[Entries from a dataset of interfaces]
Content starts
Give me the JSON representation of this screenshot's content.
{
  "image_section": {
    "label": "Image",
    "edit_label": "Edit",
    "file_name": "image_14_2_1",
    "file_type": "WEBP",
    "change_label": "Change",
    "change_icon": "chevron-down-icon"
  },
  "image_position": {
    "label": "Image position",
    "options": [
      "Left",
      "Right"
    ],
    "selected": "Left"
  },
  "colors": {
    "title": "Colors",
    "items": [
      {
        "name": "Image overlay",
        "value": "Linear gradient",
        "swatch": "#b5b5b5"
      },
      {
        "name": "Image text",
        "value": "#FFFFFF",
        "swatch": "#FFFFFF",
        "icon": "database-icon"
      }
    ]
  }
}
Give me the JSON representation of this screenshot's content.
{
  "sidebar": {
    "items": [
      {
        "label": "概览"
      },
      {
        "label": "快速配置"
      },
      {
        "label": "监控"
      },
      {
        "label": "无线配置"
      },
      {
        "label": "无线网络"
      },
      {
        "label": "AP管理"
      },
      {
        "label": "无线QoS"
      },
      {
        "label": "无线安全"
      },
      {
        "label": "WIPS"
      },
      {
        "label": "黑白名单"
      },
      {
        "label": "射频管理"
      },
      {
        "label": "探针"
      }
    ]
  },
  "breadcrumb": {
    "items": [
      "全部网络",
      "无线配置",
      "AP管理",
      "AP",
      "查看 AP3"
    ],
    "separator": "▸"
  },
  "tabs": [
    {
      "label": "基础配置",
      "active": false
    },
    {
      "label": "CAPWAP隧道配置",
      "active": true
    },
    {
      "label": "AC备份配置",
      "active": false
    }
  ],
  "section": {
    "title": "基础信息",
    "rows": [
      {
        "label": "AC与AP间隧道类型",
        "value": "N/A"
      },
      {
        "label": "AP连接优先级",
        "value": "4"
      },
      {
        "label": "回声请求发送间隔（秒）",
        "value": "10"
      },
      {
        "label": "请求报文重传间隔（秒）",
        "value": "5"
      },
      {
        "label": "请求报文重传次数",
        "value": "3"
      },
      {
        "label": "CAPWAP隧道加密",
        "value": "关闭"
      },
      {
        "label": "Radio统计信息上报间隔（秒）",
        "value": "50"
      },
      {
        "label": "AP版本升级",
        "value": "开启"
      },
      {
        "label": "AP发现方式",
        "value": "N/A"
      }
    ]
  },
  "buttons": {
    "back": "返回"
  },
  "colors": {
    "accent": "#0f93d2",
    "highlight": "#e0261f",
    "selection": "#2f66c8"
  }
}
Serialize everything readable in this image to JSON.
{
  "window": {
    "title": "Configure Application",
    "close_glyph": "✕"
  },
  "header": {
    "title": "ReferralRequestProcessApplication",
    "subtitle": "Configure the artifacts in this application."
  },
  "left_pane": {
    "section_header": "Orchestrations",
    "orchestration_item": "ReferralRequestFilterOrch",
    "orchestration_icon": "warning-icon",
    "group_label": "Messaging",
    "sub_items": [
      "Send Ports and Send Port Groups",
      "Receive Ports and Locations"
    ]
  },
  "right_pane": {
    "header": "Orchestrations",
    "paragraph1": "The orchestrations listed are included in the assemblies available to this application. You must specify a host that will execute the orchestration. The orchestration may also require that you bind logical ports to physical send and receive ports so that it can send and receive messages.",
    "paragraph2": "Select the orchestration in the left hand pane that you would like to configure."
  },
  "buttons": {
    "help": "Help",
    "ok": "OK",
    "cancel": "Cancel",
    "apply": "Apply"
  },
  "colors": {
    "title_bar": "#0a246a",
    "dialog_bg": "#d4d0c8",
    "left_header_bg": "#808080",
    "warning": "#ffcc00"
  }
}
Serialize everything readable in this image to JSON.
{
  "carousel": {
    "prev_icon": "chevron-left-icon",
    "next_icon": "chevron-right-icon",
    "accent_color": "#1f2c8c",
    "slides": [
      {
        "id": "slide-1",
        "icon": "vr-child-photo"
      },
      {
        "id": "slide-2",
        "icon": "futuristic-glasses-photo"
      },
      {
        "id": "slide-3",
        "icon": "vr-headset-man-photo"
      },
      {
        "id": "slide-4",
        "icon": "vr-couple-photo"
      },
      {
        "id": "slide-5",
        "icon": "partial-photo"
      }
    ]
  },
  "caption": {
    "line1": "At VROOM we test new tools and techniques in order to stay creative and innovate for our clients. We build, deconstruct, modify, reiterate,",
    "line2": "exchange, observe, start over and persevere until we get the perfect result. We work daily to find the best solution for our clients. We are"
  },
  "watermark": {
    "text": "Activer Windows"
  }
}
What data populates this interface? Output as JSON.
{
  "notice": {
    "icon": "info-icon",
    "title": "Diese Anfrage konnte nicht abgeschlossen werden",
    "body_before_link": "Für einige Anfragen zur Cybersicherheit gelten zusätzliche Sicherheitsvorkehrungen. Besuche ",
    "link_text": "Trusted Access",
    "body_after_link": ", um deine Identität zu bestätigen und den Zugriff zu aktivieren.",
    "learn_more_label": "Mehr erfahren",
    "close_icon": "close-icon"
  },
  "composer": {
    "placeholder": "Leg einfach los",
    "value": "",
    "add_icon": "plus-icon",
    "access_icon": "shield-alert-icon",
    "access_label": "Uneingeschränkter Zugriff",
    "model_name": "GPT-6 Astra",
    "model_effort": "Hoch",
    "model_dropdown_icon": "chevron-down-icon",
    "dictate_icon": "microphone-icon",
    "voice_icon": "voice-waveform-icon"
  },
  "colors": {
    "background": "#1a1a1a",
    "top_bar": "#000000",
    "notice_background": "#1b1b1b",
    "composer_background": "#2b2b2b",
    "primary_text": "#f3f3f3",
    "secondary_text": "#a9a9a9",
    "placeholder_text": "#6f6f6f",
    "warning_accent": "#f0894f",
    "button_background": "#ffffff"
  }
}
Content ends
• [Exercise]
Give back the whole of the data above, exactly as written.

• [Your response]
Give me the JSON representation of this screenshot's content.
{
  "image_section": {
    "label": "Image",
    "edit_label": "Edit",
    "file_name": "image_14_2_1",
    "file_type": "WEBP",
    "change_label": "Change",
    "change_icon": "chevron-down-icon"
  },
  "image_position": {
    "label": "Image position",
    "options": [
      "Left",
      "Right"
    ],
    "selected": "Left"
  },
  "colors": {
    "title": "Colors",
    "items": [
      {
        "name": "Image overlay",
        "value": "Linear gradient",
        "swatch": "#b5b5b5"
      },
      {
        "name": "Image text",
        "value": "#FFFFFF",
        "swatch": "#FFFFFF",
        "icon": "database-icon"
      }
    ]
  }
}
Give me the JSON representation of this screenshot's content.
{
  "sidebar": {
    "items": [
      {
        "label": "概览"
      },
      {
        "label": "快速配置"
      },
      {
        "label": "监控"
      },
      {
        "label": "无线配置"
      },
      {
        "label": "无线网络"
      },
      {
        "label": "AP管理"
      },
      {
        "label": "无线QoS"
      },
      {
        "label": "无线安全"
      },
      {
        "label": "WIPS"
      },
      {
        "label": "黑白名单"
      },
      {
        "label": "射频管理"
      },
      {
        "label": "探针"
      }
    ]
  },
  "breadcrumb": {
    "items": [
      "全部网络",
      "无线配置",
      "AP管理",
      "AP",
      "查看 AP3"
    ],
    "separator": "▸"
  },
  "tabs": [
    {
      "label": "基础配置",
      "active": false
    },
    {
      "label": "CAPWAP隧道配置",
      "active": true
    },
    {
      "label": "AC备份配置",
      "active": false
    }
  ],
  "section": {
    "title": "基础信息",
    "rows": [
      {
        "label": "AC与AP间隧道类型",
        "value": "N/A"
      },
      {
        "label": "AP连接优先级",
        "value": "4"
      },
      {
        "label": "回声请求发送间隔（秒）",
        "value": "10"
      },
      {
        "label": "请求报文重传间隔（秒）",
        "value": "5"
      },
      {
        "label": "请求报文重传次数",
        "value": "3"
      },
      {
        "label": "CAPWAP隧道加密",
        "value": "关闭"
      },
      {
        "label": "Radio统计信息上报间隔（秒）",
        "value": "50"
      },
      {
        "label": "AP版本升级",
        "value": "开启"
      },
      {
        "label": "AP发现方式",
        "value": "N/A"
      }
    ]
  },
  "buttons": {
    "back": "返回"
  },
  "colors": {
    "accent": "#0f93d2",
    "highlight": "#e0261f",
    "selection": "#2f66c8"
  }
}
Serialize everything readable in this image to JSON.
{
  "window": {
    "title": "Configure Application",
    "close_glyph": "✕"
  },
  "header": {
    "title": "ReferralRequestProcessApplication",
    "subtitle": "Configure the artifacts in this application."
  },
  "left_pane": {
    "section_header": "Orchestrations",
    "orchestration_item": "ReferralRequestFilterOrch",
    "orchestration_icon": "warning-icon",
    "group_label": "Messaging",
    "sub_items": [
      "Send Ports and Send Port Groups",
      "Receive Ports and Locations"
    ]
  },
  "right_pane": {
    "header": "Orchestrations",
    "paragraph1": "The orchestrations listed are included in the assemblies available to this application. You must specify a host that will execute the orchestration. The orchestration may also require that you bind logical ports to physical send and receive ports so that it can send and receive messages.",
    "paragraph2": "Select the orchestration in the left hand pane that you would like to configure."
  },
  "buttons": {
    "help": "Help",
    "ok": "OK",
    "cancel": "Cancel",
    "apply": "Apply"
  },
  "colors": {
    "title_bar": "#0a246a",
    "dialog_bg": "#d4d0c8",
    "left_header_bg": "#808080",
    "warning": "#ffcc00"
  }
}
Serialize everything readable in this image to JSON.
{
  "carousel": {
    "prev_icon": "chevron-left-icon",
    "next_icon": "chevron-right-icon",
    "accent_color": "#1f2c8c",
    "slides": [
      {
        "id": "slide-1",
        "icon": "vr-child-photo"
      },
      {
        "id": "slide-2",
        "icon": "futuristic-glasses-photo"
      },
      {
        "id": "slide-3",
        "icon": "vr-headset-man-photo"
      },
      {
        "id": "slide-4",
        "icon": "vr-couple-photo"
      },
      {
        "id": "slide-5",
        "icon": "partial-photo"
      }
    ]
  },
  "caption": {
    "line1": "At VROOM we test new tools and techniques in order to stay creative and innovate for our clients. We build, deconstruct, modify, reiterate,",
    "line2": "exchange, observe, start over and persevere until we get the perfect result. We work daily to find the best solution for our clients. We are"
  },
  "watermark": {
    "text": "Activer Windows"
  }
}
What data populates this interface? Output as JSON.
{
  "notice": {
    "icon": "info-icon",
    "title": "Diese Anfrage konnte nicht abgeschlossen werden",
    "body_before_link": "Für einige Anfragen zur Cybersicherheit gelten zusätzliche Sicherheitsvorkehrungen. Besuche ",
    "link_text": "Trusted Access",
    "body_after_link": ", um deine Identität zu bestätigen und den Zugriff zu aktivieren.",
    "learn_more_label": "Mehr erfahren",
    "close_icon": "close-icon"
  },
  "composer": {
    "placeholder": "Leg einfach los",
    "value": "",
    "add_icon": "plus-icon",
    "access_icon": "shield-alert-icon",
    "access_label": "Uneingeschränkter Zugriff",
    "model_name": "GPT-6 Astra",
    "model_effort": "Hoch",
    "model_dropdown_icon": "chevron-down-icon",
    "dictate_icon": "microphone-icon",
    "voice_icon": "voice-waveform-icon"
  },
  "colors": {
    "background": "#1a1a1a",
    "top_bar": "#000000",
    "notice_background": "#1b1b1b",
    "composer_background": "#2b2b2b",
    "primary_text": "#f3f3f3",
    "secondary_text": "#a9a9a9",
    "placeholder_text": "#6f6f6f",
    "warning_accent": "#f0894f",
    "button_background": "#ffffff"
  }
}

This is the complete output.